PROBLEM REQUIREMENTS: Identify each line in the records below that contains the word "title", and copy it.

|---|

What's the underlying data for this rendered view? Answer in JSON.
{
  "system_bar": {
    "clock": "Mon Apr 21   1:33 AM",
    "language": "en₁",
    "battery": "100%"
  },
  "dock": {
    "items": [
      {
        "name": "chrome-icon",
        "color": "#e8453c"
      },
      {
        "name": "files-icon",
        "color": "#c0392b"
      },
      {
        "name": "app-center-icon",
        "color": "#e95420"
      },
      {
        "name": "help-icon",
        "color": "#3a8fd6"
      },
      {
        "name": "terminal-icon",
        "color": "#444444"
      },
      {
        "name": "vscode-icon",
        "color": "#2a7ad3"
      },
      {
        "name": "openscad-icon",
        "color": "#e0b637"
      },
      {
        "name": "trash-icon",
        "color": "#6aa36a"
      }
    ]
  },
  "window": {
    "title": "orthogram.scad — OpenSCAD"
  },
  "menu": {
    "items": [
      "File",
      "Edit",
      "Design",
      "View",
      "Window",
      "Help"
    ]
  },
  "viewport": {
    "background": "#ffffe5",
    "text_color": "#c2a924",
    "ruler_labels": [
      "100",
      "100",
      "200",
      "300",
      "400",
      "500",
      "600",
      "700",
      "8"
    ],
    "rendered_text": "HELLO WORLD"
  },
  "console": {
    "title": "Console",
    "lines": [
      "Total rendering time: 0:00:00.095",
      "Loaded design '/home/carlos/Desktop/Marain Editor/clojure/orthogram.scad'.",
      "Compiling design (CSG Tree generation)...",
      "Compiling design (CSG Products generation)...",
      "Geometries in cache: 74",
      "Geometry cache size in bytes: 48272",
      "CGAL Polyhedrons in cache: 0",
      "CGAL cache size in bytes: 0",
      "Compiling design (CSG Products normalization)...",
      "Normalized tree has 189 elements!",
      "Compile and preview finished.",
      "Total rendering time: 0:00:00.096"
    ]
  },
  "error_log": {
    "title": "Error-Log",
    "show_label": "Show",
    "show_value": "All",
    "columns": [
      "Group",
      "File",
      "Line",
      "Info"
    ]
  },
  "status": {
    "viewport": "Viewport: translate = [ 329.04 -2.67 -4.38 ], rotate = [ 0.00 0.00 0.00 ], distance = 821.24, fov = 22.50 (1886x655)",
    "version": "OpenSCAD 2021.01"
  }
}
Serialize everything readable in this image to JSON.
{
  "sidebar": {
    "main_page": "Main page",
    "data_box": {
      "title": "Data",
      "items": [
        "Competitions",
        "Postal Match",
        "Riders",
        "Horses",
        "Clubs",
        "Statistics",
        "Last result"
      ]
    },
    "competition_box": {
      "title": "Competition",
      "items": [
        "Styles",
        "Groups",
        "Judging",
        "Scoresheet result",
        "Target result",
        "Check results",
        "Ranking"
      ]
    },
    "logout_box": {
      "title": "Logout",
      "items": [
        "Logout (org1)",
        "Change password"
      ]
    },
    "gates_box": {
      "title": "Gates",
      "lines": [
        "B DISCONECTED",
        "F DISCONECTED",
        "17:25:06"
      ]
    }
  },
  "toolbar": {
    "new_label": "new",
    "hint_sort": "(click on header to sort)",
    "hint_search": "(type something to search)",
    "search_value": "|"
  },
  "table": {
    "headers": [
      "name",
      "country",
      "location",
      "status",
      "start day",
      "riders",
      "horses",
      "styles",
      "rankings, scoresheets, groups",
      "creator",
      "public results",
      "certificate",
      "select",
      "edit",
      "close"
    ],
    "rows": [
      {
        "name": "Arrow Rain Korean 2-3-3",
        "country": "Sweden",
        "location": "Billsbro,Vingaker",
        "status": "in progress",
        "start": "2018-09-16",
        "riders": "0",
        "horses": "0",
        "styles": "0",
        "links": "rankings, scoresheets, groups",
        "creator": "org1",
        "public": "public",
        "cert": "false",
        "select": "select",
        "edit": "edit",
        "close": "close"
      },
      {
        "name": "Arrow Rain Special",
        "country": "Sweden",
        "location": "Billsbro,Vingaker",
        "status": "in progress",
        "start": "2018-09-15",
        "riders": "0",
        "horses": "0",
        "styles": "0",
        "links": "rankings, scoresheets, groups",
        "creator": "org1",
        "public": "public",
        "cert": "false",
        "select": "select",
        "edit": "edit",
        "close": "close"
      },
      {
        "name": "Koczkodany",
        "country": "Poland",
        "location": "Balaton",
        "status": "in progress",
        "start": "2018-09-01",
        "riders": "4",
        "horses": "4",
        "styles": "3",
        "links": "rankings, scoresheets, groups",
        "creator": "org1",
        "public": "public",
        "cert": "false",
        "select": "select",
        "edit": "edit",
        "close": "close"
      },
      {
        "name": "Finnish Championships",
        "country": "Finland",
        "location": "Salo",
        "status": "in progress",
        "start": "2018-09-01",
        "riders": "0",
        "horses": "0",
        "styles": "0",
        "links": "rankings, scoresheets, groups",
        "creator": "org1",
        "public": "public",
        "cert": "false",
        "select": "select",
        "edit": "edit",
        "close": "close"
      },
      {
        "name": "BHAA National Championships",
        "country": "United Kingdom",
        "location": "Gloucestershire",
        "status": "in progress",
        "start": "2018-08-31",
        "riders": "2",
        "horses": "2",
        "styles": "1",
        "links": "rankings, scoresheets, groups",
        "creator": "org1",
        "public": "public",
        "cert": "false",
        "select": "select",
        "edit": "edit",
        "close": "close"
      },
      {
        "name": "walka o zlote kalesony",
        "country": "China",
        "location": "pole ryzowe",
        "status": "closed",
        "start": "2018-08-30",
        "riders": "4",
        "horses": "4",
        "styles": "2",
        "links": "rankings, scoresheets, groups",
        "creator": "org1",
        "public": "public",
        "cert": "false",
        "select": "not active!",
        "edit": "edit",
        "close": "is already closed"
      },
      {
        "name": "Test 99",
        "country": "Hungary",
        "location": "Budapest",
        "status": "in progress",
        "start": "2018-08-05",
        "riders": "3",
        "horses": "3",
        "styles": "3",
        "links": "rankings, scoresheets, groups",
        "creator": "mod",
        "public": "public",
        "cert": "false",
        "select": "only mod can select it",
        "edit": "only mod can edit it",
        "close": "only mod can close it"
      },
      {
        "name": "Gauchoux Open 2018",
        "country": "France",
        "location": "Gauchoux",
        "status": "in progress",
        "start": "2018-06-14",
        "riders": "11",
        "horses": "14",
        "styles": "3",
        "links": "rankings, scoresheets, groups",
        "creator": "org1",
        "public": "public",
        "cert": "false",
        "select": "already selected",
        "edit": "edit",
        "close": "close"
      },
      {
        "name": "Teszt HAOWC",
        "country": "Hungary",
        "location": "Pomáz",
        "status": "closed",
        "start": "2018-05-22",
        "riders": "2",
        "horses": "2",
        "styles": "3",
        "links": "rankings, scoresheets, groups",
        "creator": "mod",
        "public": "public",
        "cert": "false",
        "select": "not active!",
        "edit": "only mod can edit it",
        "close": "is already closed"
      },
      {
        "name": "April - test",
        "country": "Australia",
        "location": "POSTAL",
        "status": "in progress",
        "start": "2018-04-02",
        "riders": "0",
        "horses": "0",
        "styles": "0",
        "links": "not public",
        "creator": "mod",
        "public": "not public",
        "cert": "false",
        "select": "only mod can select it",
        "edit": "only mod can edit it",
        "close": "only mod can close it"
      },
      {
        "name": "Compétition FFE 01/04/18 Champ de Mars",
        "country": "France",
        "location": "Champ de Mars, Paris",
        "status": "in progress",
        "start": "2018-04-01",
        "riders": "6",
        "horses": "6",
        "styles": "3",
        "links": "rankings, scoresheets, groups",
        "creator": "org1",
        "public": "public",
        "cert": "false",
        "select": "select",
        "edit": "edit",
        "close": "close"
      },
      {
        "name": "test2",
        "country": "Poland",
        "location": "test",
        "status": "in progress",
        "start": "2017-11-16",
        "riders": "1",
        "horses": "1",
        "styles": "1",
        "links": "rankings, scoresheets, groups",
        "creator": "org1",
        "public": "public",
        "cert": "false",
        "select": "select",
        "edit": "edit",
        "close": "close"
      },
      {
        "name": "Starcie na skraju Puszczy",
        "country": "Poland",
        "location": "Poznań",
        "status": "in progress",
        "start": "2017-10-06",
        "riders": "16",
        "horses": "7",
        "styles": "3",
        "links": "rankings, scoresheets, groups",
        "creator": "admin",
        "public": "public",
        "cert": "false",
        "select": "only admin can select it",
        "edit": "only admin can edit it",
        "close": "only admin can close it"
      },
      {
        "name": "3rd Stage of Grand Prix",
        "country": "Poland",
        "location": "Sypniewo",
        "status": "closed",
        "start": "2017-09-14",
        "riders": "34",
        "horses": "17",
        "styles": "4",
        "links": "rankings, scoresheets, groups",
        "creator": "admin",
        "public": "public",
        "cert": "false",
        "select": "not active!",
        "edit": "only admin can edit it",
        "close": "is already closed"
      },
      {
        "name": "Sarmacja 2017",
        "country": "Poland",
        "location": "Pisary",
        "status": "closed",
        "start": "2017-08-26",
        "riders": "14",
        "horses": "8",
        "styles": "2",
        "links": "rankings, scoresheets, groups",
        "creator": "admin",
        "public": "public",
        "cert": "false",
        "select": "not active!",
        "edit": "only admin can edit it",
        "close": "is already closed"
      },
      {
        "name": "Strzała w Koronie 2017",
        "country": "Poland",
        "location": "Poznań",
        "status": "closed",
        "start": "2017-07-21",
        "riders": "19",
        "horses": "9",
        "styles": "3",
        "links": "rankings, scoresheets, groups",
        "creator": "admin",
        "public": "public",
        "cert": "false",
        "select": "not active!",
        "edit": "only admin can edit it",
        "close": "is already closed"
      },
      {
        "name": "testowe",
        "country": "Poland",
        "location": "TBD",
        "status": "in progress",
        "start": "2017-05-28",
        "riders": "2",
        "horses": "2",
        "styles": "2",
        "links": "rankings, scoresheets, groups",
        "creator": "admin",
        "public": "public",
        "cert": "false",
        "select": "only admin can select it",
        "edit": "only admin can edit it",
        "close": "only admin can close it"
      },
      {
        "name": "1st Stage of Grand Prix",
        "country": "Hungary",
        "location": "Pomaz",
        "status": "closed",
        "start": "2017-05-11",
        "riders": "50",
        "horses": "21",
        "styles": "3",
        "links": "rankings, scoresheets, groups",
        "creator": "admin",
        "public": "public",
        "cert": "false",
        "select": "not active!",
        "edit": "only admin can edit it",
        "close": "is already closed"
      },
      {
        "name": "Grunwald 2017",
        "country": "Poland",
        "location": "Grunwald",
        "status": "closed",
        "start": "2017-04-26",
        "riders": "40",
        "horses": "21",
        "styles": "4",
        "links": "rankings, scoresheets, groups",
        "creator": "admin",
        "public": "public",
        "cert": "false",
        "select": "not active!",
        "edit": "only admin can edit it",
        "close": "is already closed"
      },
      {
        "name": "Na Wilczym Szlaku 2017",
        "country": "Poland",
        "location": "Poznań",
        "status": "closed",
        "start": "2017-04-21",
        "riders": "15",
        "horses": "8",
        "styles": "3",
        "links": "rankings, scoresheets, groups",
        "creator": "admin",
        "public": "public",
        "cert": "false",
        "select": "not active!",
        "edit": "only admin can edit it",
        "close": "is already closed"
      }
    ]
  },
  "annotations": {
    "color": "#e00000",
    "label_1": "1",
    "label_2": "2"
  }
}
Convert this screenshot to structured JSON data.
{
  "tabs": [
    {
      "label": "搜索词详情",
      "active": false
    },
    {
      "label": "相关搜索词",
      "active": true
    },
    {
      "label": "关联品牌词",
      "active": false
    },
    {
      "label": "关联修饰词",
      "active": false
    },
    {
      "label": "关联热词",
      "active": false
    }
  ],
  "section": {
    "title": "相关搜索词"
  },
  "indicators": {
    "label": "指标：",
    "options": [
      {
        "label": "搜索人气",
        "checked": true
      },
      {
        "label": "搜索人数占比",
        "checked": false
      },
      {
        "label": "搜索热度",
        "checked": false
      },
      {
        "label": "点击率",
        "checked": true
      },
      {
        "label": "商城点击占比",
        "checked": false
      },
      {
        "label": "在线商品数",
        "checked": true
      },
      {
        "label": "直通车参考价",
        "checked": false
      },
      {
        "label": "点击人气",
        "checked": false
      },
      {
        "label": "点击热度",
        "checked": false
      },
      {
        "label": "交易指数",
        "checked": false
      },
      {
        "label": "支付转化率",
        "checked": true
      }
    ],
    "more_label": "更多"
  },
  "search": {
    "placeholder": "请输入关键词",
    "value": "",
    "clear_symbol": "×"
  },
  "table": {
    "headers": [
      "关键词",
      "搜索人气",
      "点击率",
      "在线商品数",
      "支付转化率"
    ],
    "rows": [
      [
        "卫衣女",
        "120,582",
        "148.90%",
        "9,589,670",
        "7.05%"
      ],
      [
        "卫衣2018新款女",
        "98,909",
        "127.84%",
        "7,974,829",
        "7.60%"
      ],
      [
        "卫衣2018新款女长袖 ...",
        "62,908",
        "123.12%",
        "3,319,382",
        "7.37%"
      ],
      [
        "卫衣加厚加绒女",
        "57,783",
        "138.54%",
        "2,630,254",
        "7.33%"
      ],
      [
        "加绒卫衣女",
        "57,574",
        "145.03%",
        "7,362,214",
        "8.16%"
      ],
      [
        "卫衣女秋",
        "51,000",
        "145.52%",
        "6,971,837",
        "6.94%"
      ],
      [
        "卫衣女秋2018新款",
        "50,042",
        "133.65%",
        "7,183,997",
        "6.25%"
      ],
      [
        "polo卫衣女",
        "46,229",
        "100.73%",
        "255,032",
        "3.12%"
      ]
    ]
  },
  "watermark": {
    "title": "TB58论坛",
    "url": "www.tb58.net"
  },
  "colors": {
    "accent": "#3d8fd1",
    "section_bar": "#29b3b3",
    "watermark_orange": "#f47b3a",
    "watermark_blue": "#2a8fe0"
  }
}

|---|

PROBLEM SOLUTION:
    "title": "orthogram.scad — OpenSCAD"
    "title": "Console",
    "title": "Error-Log",
      "title": "Data",
      "title": "Competition",
      "title": "Logout",
      "title": "Gates",
    "title": "相关搜索词"
    "title": "TB58论坛",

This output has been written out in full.